Wopples saw Madame next day, and a long talk ensued, which ended in Kitty agreeing to stay six months with Mrs Villiers, and then, if she still wished to continue on the stage, she was to go to Mr Wopples. On the other hand, in consideration of Wopples losing the services of Kitty, Madame promised that next year she would give him sufficient money to start a theatre in Melbourne. So both parted mutually satisfied. Kitty made presents to all the family, who were very sorry to part with her, and then took up her abode with Mrs Villiers, as a kind of adopted daughter, and was quite prepared to play her part in the comedy of fashion.
So Madame Midas had been near the truth, yet never discovered it, and sent a letter to Vandeloup asking him to come to dinner and meet an old friend, little thinking how old and intimate a friend Kitty was to the young man.
It was, as Mr Wopples would have said, a highly dramatic situation, but, alas, that the confiding nature of Madame Midas should thus have been betrayed, not only by Vandeloup, but by Kitty herself—the very girl whom, out of womanly compassion, she took to her breast.
And yet the world talks about the inherent goodness of human nature.
M. VANDELOUP IS SURPRISED
Owing to the quiet life Kitty had led since she came to Melbourne, and the fact that her appearance on the stage had taken place in the country, she felt quite safe when making her appearance in Melbourne society that no one would recognise her or know anything of her past life. It was unlikely she would meet with any of the Pulchop family again, and she knew Mr Wopples would hold his tongue regarding his first meeting with her, so the only one who could reveal anything about her would be Vandeloup, and he would certainly be silent for his own sake, as she knew he valued the friendship of Madame Midas too much to lose it. Nevertheless she awaited his coming in considerable trepidation, as she was still in love with him, and was nervous as to what reception she would meet with. Perhaps now that she occupied a position as Mrs Villiers’ adopted daughter he would marry her, but, at all events, when she met him she would know exactly how he felt towards her by his demeanour.

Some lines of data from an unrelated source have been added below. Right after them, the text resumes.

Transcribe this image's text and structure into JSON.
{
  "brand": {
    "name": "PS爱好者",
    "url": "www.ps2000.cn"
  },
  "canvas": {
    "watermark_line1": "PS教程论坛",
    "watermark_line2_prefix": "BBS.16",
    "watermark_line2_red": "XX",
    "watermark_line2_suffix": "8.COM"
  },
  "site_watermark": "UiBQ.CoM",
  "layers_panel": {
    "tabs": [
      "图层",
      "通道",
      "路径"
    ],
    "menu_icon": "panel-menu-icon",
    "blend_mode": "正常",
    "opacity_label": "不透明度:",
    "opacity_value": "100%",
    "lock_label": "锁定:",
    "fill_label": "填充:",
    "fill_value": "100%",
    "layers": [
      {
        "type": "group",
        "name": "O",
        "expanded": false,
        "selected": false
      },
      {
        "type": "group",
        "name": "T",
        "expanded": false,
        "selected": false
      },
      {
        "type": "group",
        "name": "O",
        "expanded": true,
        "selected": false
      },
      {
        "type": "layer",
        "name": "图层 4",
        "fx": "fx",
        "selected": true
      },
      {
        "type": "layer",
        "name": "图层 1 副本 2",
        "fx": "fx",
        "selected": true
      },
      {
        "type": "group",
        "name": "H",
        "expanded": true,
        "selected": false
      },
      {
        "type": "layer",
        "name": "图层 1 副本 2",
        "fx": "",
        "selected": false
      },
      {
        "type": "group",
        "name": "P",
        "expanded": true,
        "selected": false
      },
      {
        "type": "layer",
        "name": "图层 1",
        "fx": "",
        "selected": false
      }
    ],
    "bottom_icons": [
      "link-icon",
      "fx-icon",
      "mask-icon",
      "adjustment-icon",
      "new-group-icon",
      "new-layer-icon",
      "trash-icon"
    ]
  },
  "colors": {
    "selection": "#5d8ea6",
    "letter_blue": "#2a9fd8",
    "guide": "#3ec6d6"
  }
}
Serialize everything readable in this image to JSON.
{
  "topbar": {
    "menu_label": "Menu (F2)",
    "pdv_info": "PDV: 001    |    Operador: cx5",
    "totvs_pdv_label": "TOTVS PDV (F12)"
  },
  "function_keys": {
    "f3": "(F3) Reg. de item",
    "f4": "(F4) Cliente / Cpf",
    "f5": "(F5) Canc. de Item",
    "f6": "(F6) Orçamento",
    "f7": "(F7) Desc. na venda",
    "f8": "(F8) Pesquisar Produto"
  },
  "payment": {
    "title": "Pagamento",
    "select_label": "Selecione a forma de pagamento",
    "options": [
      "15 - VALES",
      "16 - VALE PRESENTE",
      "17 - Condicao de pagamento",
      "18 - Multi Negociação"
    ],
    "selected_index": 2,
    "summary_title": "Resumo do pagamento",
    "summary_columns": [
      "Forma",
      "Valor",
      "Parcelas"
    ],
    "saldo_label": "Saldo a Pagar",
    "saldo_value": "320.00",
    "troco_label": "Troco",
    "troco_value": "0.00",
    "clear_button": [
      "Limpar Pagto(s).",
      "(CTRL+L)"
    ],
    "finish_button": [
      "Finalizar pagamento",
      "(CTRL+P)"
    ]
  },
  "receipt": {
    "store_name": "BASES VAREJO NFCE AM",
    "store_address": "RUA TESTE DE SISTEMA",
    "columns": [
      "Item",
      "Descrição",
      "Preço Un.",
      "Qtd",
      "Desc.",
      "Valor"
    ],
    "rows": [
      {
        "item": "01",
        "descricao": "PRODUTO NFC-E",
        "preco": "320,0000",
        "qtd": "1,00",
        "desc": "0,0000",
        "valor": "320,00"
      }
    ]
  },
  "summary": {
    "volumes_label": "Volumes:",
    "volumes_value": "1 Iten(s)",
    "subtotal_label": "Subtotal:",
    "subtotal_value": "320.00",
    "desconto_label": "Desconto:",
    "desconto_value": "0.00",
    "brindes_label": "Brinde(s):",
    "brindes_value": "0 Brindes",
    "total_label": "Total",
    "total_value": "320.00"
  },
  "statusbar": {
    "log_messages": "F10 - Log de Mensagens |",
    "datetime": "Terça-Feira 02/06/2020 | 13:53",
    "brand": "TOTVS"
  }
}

Vandeloup, on the other hand, was quite unaware of the surprise in store for him, and thought that the old friend he was to meet would be some Ballarat acquaintance of his own and Madame’s. In his wildest flight of fancy he never thought it would be Kitty, else his cool nonchalance would for once have been upset at the thought of the two women he was interested in being under the same roof. However, where ignorance is bliss—well M. Vandeloup, after dressing himself carefully in evening dress, put on his hat and coat, and, the evening being a pleasant one, thought he would stroll through the Fitzroy Gardens down to the station.